Marc Andreesen founded Netscape, and practically blew the lid off of Microsoft's stranglehold on computing. So, when he put his weight and considerable Remulakian good looks behind Ning, the Midas touch seemed guaranteed to produce something. It didn't hurt that Ning's CEO didn't look anything like Steve Ballmer or Eric Schmidt, and was considerably more desirable than Steve Jobs.
Sadly, today, the company headed into the usual post euphoria malaise of what comes after we have bought our way into an audience? Layoffs, new business models, and the heavy burden of expectation.
According to PaidContent:
"Looks like the departure exactly a month ago of long-time Ning CEO Gina Bianchini was not as benign as Ning tried to portray it. The build-your-own social network startup is laying off 40 percent of its staff, or 69 employees, and is moving to an entirely paid model."
And all eyes are in this piece of damning evidence that no good comes of being featured in a glossy business magazine. Billions of page views. Loads of money. We rock. It's all there. Mark the immortal words of the writer of the puff piece in Fast Company:
"By the time Facebook -- or anyone else -- could do that, Ning may well have ridden its double viral loop to impregnability. Because once it hits critical mass, the road is paved.
Then no one can stop it."

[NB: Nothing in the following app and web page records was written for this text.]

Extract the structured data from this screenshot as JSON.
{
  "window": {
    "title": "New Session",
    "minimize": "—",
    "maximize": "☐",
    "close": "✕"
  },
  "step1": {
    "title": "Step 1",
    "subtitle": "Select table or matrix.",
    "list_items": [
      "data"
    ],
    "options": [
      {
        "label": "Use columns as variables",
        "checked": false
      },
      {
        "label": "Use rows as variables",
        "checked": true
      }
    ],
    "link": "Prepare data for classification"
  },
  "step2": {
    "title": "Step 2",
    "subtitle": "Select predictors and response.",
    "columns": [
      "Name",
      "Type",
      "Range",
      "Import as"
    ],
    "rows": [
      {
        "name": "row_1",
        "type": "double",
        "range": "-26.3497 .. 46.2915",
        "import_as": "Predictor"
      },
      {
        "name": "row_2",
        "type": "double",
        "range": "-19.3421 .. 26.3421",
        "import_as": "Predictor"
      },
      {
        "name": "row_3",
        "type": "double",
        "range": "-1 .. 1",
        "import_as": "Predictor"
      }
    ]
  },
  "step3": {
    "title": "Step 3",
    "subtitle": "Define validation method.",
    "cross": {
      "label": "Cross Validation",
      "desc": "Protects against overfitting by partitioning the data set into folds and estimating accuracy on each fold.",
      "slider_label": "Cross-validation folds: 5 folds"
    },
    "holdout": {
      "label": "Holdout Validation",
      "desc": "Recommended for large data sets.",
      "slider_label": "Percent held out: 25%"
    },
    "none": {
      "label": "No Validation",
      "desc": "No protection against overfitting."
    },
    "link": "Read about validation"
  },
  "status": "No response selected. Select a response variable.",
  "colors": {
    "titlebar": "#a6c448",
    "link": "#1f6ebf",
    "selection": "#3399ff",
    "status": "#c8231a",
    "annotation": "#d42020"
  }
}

In truth, Ning ain't all bad. It's functional, and effective for what it does. It is also not doing badly. When Bianchini, aforementioned hot CEO, stepped down last month, Andreesen said:
"Ning today is one of the world’s top social networking properties, with more than 2.3 million user-created Ning Networks and more than 45 million registered users, and is far and away the market leading social platform for interests and passions.
Ning Networks span every area of human endeavor, from the arts to business, politics to social activism, and every other field you can think of. Over 5,000 new Ning Networks are created every day, and we’re adding a million new registered users every 12 days."
It's just hard to fathom a cutback and free to paid business model changes when you valued your company at $750 million not so long ago. I mean, heck, is it worth it, or is it worth it?
Bring back hot CEO and all is forgiven. There, that's my business plan in a nutshell.